History and Symptoms: The mechanism of injury (such as twisting or a blow to the knee), location of the injury, and exacerbating/alleviating factors are important to determine. Pain, swelling, bruising, instability, and inability to fully move the joint are often present.

Physical Exam:  A physical exam is performed to examine the knee for any deformities, the ability to bear weight on the injured leg, range of motion, swelling, tenderness, looseness of the ligaments, and sensation in the leg.

Diagnostic Process: MRI and ultrasound are often used to assess these collateral ligament injuries, although X-rays can also be used to assess if there is also a bone fracture and to aid in diagnosis.

Rehab Management: Knee collateral ligament injuries typically heal in weeks to months, depending on injury severity. Bracing of the knee may be beneficial in early rehabilitation, and symptoms may be treated with PRICE (protect, rest, ice, compression, elevation) principles. Strengthening of leg, hip, and abdominal muscles is helpful, and aerobic exercise and conditioning is recommended as soon as possible. Specific sports training should begin when there is no more pain or knee instability. A physical medicine and rehabilitation (PM&R) physician has special knowledge, tools, and resources in diagnosing and managing knee ligament injuries to develop a comprehensive plan of care for the recovery process, without surgery. PM&R physicians are able to assess for injury complications and monitor healing status and can help to improve a patient’s overall function and quality of life by personalizing care and return to play. They also work with physical therapists to educate and train patients on how to recover from the injury, reduce the need for surgery, and prevent further knee injuries. Surgery may be necessary to repair severe injuries, when other treatment options fail, or when there is increased knee pain or instability.
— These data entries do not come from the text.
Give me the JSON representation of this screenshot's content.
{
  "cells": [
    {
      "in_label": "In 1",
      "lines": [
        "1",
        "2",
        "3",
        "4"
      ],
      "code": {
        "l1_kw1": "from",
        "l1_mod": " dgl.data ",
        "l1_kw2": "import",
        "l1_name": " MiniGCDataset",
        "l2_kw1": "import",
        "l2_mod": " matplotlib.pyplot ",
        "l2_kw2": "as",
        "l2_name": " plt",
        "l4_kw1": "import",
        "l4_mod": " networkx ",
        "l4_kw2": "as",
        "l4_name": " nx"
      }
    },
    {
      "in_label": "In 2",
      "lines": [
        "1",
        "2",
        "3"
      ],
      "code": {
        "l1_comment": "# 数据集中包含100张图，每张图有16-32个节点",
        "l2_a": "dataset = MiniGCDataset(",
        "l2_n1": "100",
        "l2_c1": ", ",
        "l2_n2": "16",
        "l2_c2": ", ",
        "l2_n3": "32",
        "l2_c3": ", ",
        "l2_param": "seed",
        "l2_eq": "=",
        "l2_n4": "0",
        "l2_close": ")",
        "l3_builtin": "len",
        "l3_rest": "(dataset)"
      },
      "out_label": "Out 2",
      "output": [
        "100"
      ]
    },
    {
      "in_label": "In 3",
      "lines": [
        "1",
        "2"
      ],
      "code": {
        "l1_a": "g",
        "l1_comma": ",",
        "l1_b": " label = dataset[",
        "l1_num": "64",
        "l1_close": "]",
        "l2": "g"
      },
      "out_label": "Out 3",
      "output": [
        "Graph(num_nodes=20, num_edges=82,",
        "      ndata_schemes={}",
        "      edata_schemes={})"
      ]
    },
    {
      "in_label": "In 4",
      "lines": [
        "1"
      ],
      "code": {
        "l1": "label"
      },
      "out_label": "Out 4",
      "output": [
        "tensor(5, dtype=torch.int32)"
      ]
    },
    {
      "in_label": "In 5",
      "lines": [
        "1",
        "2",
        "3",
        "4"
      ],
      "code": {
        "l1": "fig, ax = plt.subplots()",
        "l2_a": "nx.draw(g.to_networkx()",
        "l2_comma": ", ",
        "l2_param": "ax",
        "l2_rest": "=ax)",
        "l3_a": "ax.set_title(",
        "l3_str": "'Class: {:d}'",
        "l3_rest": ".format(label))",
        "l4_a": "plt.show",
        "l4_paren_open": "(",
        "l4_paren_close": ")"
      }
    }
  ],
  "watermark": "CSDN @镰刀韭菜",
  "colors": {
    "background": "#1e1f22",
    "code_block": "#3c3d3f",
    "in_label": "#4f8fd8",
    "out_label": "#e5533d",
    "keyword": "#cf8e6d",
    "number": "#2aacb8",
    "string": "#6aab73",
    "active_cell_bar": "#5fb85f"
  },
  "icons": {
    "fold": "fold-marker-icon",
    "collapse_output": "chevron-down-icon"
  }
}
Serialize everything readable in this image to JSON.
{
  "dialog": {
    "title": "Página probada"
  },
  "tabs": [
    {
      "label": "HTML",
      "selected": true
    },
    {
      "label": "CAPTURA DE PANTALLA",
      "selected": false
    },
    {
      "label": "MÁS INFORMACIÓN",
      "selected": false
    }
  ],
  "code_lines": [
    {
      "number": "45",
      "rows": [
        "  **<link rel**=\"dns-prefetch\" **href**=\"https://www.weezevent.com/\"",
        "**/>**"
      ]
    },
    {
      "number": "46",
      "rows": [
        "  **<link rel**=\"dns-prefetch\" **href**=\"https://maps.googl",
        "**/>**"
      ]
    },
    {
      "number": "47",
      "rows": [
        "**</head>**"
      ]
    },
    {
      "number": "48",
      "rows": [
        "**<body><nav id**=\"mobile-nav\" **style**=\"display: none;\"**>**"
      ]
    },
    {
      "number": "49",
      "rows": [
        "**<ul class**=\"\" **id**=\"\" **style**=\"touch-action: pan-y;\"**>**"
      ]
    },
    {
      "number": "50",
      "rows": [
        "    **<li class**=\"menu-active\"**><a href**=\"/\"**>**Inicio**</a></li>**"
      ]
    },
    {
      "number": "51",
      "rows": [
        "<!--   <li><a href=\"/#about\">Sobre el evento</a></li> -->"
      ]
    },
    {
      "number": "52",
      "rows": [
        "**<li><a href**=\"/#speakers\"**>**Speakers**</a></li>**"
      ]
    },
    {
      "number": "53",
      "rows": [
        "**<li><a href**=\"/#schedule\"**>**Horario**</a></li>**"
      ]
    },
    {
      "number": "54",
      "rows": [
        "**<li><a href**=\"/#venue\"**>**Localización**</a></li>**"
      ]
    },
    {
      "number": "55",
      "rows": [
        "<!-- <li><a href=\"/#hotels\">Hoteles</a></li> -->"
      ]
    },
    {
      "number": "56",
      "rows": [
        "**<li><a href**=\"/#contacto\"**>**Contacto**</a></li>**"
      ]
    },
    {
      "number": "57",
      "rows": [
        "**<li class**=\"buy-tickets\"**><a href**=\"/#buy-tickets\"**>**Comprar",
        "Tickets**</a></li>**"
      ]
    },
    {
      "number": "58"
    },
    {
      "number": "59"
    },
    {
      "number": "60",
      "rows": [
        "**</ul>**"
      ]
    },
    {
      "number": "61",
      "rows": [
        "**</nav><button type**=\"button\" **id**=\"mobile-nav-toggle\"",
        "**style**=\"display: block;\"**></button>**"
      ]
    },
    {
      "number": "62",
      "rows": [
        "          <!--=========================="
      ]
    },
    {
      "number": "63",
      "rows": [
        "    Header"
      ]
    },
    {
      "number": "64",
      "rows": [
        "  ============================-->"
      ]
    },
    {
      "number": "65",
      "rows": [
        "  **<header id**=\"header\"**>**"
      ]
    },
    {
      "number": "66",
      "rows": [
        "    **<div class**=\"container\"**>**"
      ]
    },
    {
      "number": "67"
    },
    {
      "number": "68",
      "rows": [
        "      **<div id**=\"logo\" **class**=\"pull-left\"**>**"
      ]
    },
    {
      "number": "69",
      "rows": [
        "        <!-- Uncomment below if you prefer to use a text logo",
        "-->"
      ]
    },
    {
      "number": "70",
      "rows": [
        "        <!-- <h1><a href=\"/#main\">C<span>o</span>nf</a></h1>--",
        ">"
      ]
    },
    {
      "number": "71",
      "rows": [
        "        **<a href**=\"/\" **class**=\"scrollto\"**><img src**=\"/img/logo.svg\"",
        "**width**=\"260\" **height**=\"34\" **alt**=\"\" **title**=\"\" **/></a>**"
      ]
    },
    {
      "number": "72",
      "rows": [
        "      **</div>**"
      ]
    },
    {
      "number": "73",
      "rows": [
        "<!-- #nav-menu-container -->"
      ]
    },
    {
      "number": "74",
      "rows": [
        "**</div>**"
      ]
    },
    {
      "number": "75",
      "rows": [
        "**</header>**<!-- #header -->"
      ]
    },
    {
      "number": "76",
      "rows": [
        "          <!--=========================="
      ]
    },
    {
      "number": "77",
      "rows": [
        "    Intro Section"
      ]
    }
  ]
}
Other Resources for Patients and Families: The patient and family should be advised that healing of these injuries is typical; however, premature return to sports activities may lead to chronic problems with the knee. Athletic trainers and physical therapists can also be useful resources for rehabilitation.